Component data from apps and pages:
□ □ □
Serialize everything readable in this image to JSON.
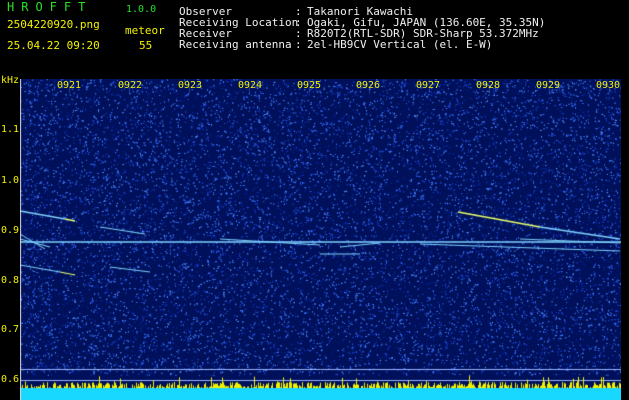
{
  "header": {
    "app_name": "HROFFT",
    "app_version": "1.0.0",
    "filename": "2504220920.png",
    "datetime": "25.04.22 09:20",
    "meteor_label": "meteor",
    "meteor_count": "55"
  },
  "info": [
    {
      "key": "Observer",
      "value": "Takanori Kawachi"
    },
    {
      "key": "Receiving Location",
      "value": "Ogaki, Gifu, JAPAN (136.60E, 35.35N)"
    },
    {
      "key": "Receiver",
      "value": "R820T2(RTL-SDR) SDR-Sharp 53.372MHz"
    },
    {
      "key": "Receiving antenna",
      "value": "2el-HB9CV Vertical (el. E-W)"
    }
  ],
  "axis": {
    "unit": "kHz",
    "y_ticks": [
      "1.1",
      "1.0",
      "0.9",
      "0.8",
      "0.7",
      "0.6"
    ],
    "x_ticks": [
      "0921",
      "0922",
      "0923",
      "0924",
      "0925",
      "0926",
      "0927",
      "0928",
      "0929",
      "0930"
    ]
  },
  "colors": {
    "background": "#000000",
    "plot_background": "#00105a",
    "noise": "#2a5cff",
    "trace": "#7fd4ff",
    "meteor_hot": "#e8ff6a",
    "label": "#f2f200",
    "title": "#27e027",
    "spectrum_yellow": "#f2f200",
    "spectrum_cyan": "#18d8ff"
  }
}
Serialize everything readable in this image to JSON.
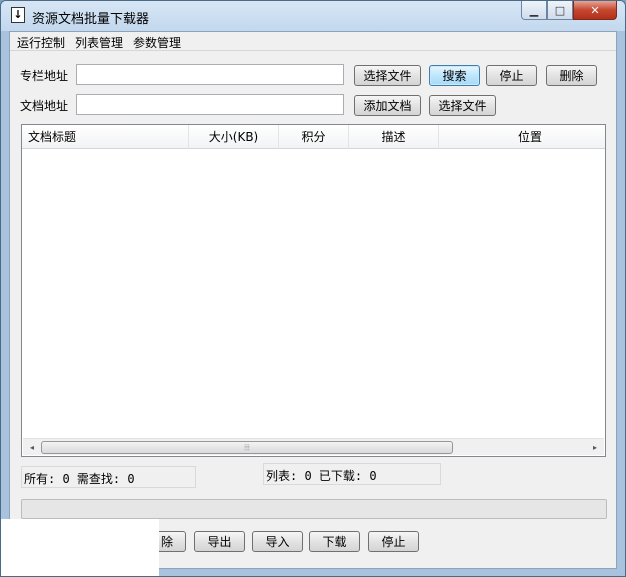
{
  "window": {
    "title": "资源文档批量下载器",
    "minimize_glyph": "▁",
    "maximize_glyph": "□",
    "close_glyph": "✕",
    "app_icon_glyph": "↓"
  },
  "menu": [
    "运行控制",
    "列表管理",
    "参数管理"
  ],
  "column_url": {
    "label": "专栏地址",
    "value": "",
    "select_file_btn": "选择文件",
    "search_btn": "搜索",
    "stop_btn": "停止",
    "delete_btn": "删除"
  },
  "doc_url": {
    "label": "文档地址",
    "value": "",
    "add_doc_btn": "添加文档",
    "select_file_btn": "选择文件"
  },
  "list": {
    "columns": [
      "文档标题",
      "大小(KB)",
      "积分",
      "描述",
      "位置"
    ],
    "rows": [],
    "scroll_left": "◂",
    "scroll_right": "▸",
    "scroll_grip": "⦙⦙⦙"
  },
  "status": {
    "left": "所有: 0 需查找: 0",
    "right": "列表: 0 已下载: 0"
  },
  "progress": {
    "percent": 0
  },
  "bottom_buttons": {
    "remove": "除",
    "export": "导出",
    "import": "导入",
    "download": "下载",
    "stop": "停止"
  },
  "colors": {
    "accent": "#3c7fb1",
    "close_button": "#c5472f",
    "progress": "#06b025"
  }
}
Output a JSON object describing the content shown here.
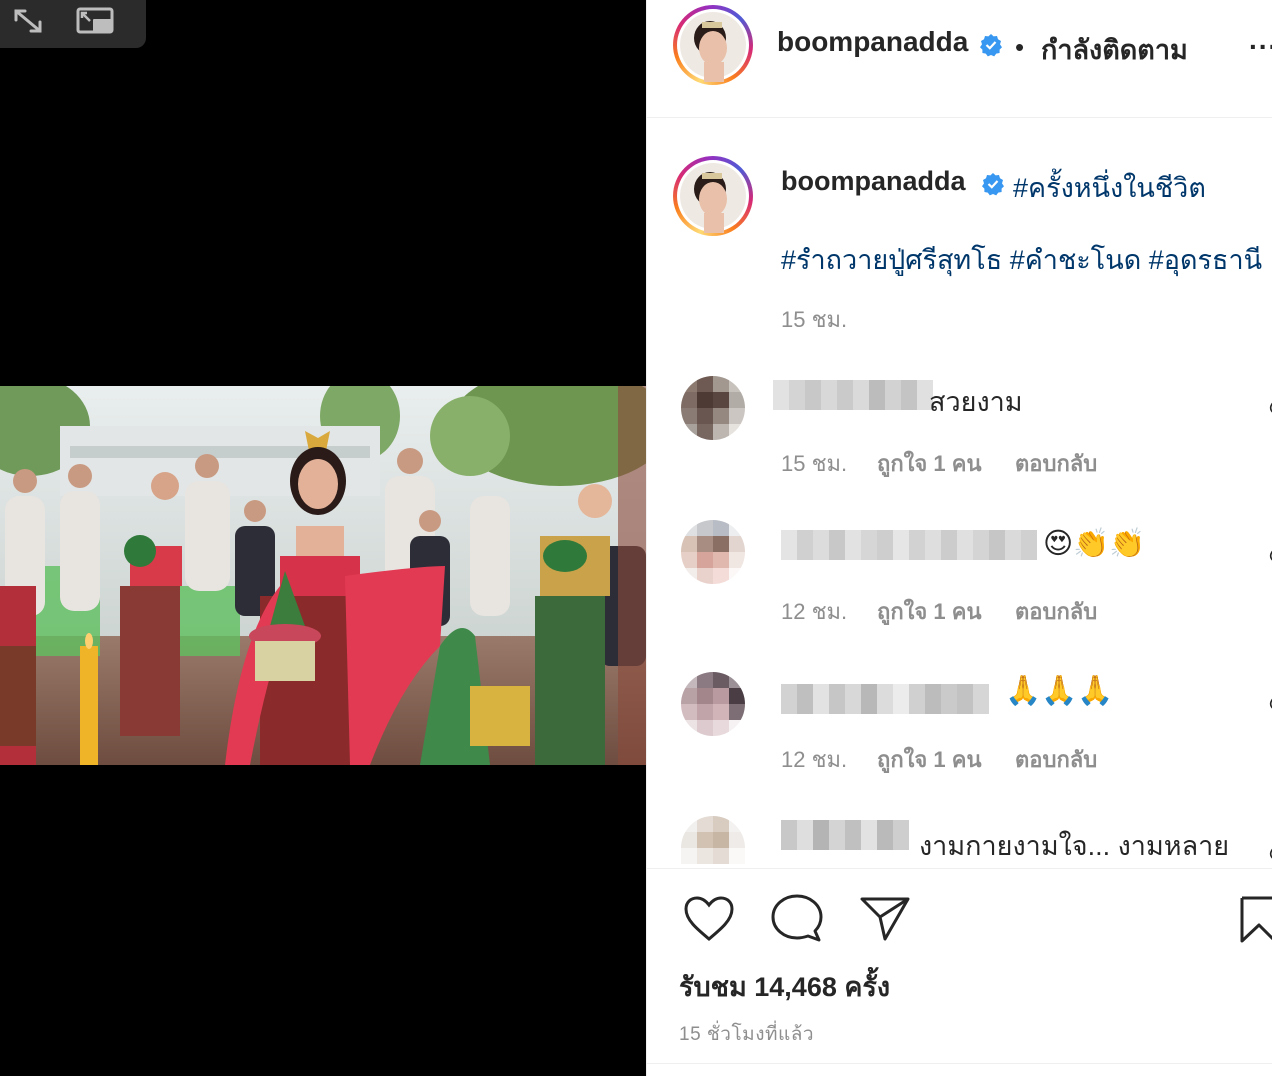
{
  "post": {
    "username": "boompanadda",
    "follow_separator": "•",
    "follow_status": "กำลังติดตาม",
    "more_label": "...",
    "caption_line1": "#ครั้งหนึ่งในชีวิต",
    "caption_line2": "#รำถวายปู่ศรีสุทโธ #คำชะโนด #อุดรธานี",
    "caption_time": "15 ชม."
  },
  "comments": [
    {
      "text": "สวยงาม",
      "time": "15 ชม.",
      "likes": "ถูกใจ 1 คน",
      "reply": "ตอบกลับ"
    },
    {
      "text": "😍👏👏",
      "time": "12 ชม.",
      "likes": "ถูกใจ 1 คน",
      "reply": "ตอบกลับ"
    },
    {
      "text": "🙏🙏🙏",
      "time": "12 ชม.",
      "likes": "ถูกใจ 1 คน",
      "reply": "ตอบกลับ"
    },
    {
      "text": "งามกายงามใจ... งามหลาย"
    }
  ],
  "footer": {
    "views": "รับชม 14,468 ครั้ง",
    "posted_ago": "15 ชั่วโมงที่แล้ว"
  },
  "icons": {
    "expand": "expand-icon",
    "pip": "picture-in-picture-icon",
    "like": "heart-icon",
    "comment": "comment-icon",
    "share": "send-icon",
    "save": "bookmark-icon",
    "verified": "verified-badge-icon"
  },
  "colors": {
    "hashtag": "#00376b",
    "verified": "#3897f0",
    "muted": "#8e8e8e",
    "text": "#262626"
  }
}
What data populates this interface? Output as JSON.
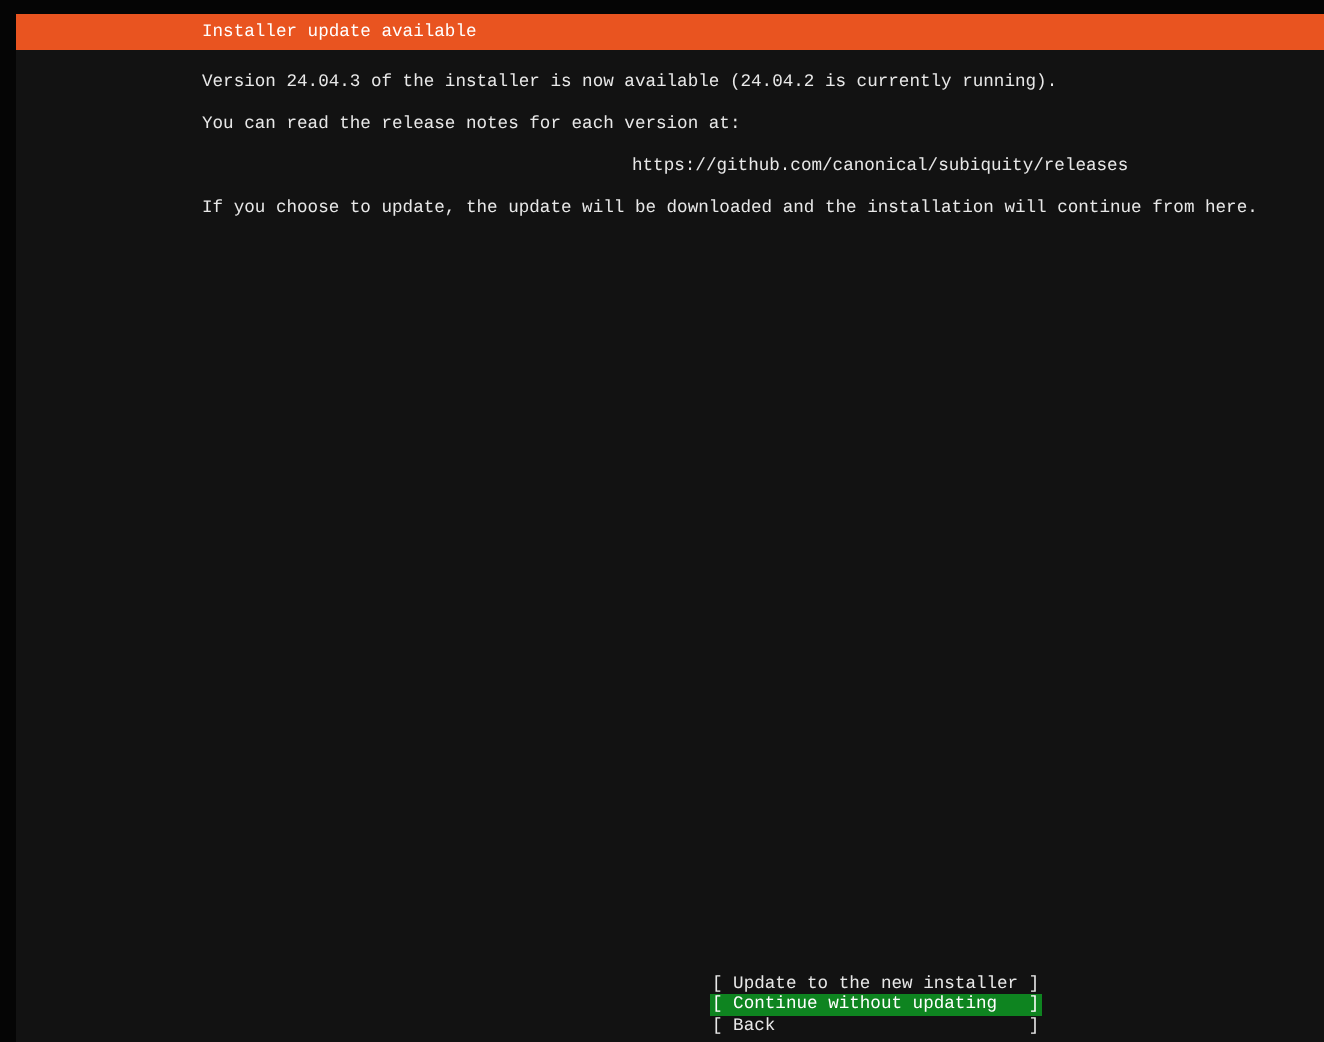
{
  "header": {
    "title": "Installer update available"
  },
  "body": [
    {
      "kind": "para",
      "text": "Version 24.04.3 of the installer is now available (24.04.2 is currently running)."
    },
    {
      "kind": "para",
      "text": "You can read the release notes for each version at:"
    },
    {
      "kind": "link",
      "text": "https://github.com/canonical/subiquity/releases"
    },
    {
      "kind": "para",
      "text": "If you choose to update, the update will be downloaded and the installation will continue from here."
    }
  ],
  "buttons": [
    {
      "label": "[ Update to the new installer ]",
      "selected": false
    },
    {
      "label": "[ Continue without updating   ]",
      "selected": true
    },
    {
      "label": "[ Back                        ]",
      "selected": false
    }
  ]
}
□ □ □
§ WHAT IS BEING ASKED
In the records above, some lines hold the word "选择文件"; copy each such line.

§ REPLY TO THE EXERCISE
    "select_file_btn": "选择文件",
    "select_file_btn": "选择文件"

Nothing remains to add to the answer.